Data provided START

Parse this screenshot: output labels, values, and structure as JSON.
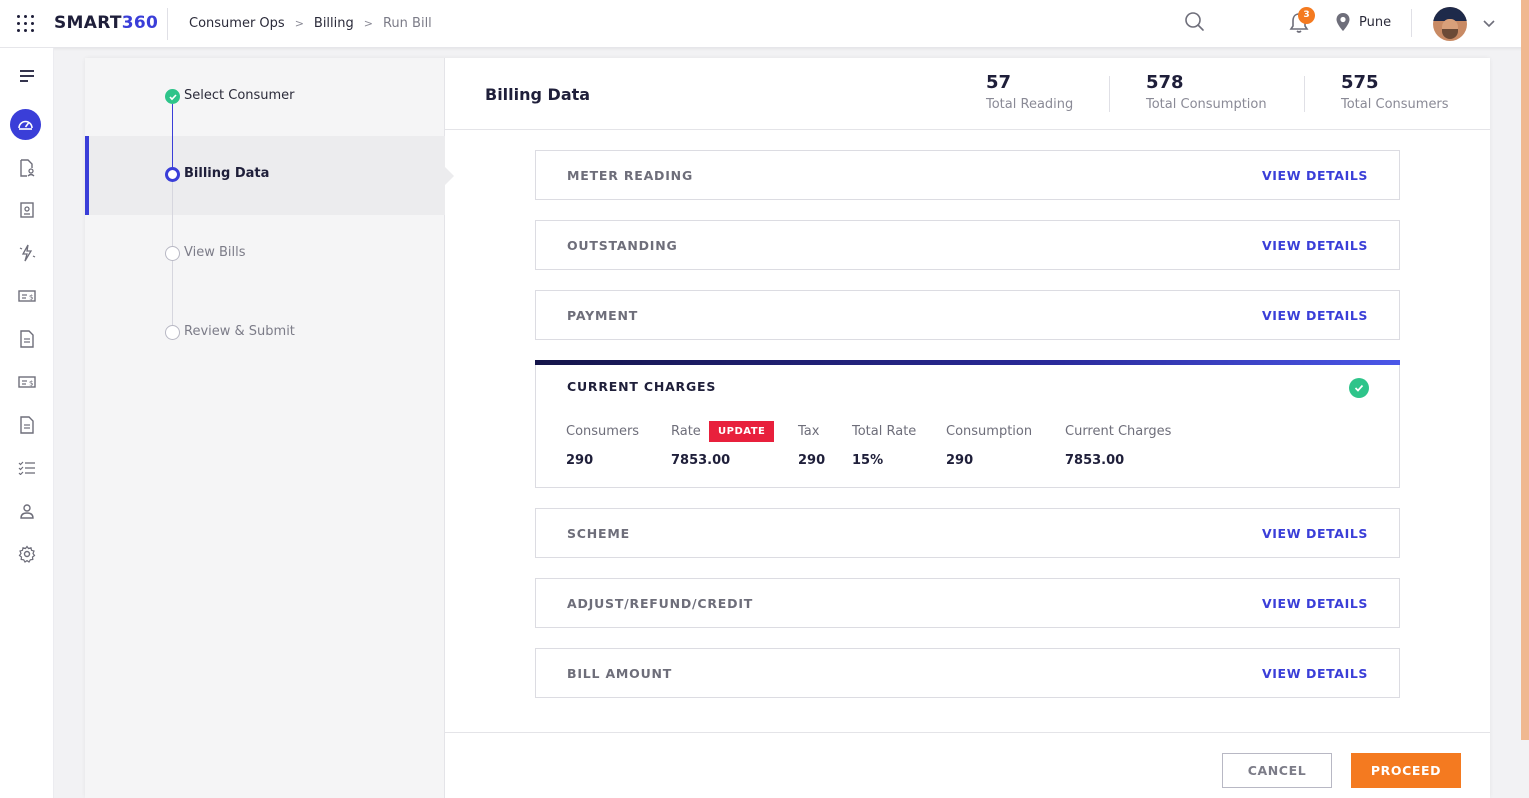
{
  "app": {
    "logo_part1": "SMART",
    "logo_part2": "360"
  },
  "breadcrumb": [
    "Consumer Ops",
    "Billing",
    "Run Bill"
  ],
  "breadcrumb_sep": ">",
  "header": {
    "notification_count": "3",
    "location": "Pune"
  },
  "colors": {
    "accent": "#3a3ed8",
    "orange": "#f47a20",
    "success": "#2ec48a",
    "danger": "#e8203c"
  },
  "sidebar_icons": [
    "menu-icon",
    "dashboard-icon",
    "consumer-file-icon",
    "id-card-icon",
    "meter-spark-icon",
    "billing-card-icon",
    "document-icon",
    "payment-card-icon",
    "report-icon",
    "checklist-icon",
    "user-icon",
    "settings-icon"
  ],
  "steps": [
    {
      "label": "Select Consumer",
      "state": "done"
    },
    {
      "label": "Billing Data",
      "state": "current"
    },
    {
      "label": "View Bills",
      "state": "pending"
    },
    {
      "label": "Review & Submit",
      "state": "pending"
    }
  ],
  "content": {
    "title": "Billing Data",
    "stats": [
      {
        "value": "57",
        "label": "Total Reading"
      },
      {
        "value": "578",
        "label": "Total Consumption"
      },
      {
        "value": "575",
        "label": "Total Consumers"
      }
    ]
  },
  "panels": [
    {
      "title": "METER READING",
      "action": "VIEW DETAILS"
    },
    {
      "title": "OUTSTANDING",
      "action": "VIEW DETAILS"
    },
    {
      "title": "PAYMENT",
      "action": "VIEW DETAILS"
    },
    {
      "title": "SCHEME",
      "action": "VIEW DETAILS"
    },
    {
      "title": "ADJUST/REFUND/CREDIT",
      "action": "VIEW DETAILS"
    },
    {
      "title": "BILL AMOUNT",
      "action": "VIEW DETAILS"
    }
  ],
  "current_charges": {
    "title": "CURRENT CHARGES",
    "update_label": "UPDATE",
    "columns": [
      {
        "label": "Consumers",
        "value": "290"
      },
      {
        "label": "Rate",
        "value": "7853.00"
      },
      {
        "label": "Tax",
        "value": "290"
      },
      {
        "label": "Total Rate",
        "value": "15%"
      },
      {
        "label": "Consumption",
        "value": "290"
      },
      {
        "label": "Current Charges",
        "value": "7853.00"
      }
    ]
  },
  "footer": {
    "cancel_label": "CANCEL",
    "proceed_label": "PROCEED"
  }
}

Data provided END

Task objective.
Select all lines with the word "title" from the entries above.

Your response.
    "title": "Billing Data",
      "title": "METER READING",
      "title": "OUTSTANDING",
      "title": "PAYMENT",
      "title": "SCHEME",
      "title": "ADJUST/REFUND/CREDIT",
      "title": "BILL AMOUNT",
    "title": "CURRENT CHARGES",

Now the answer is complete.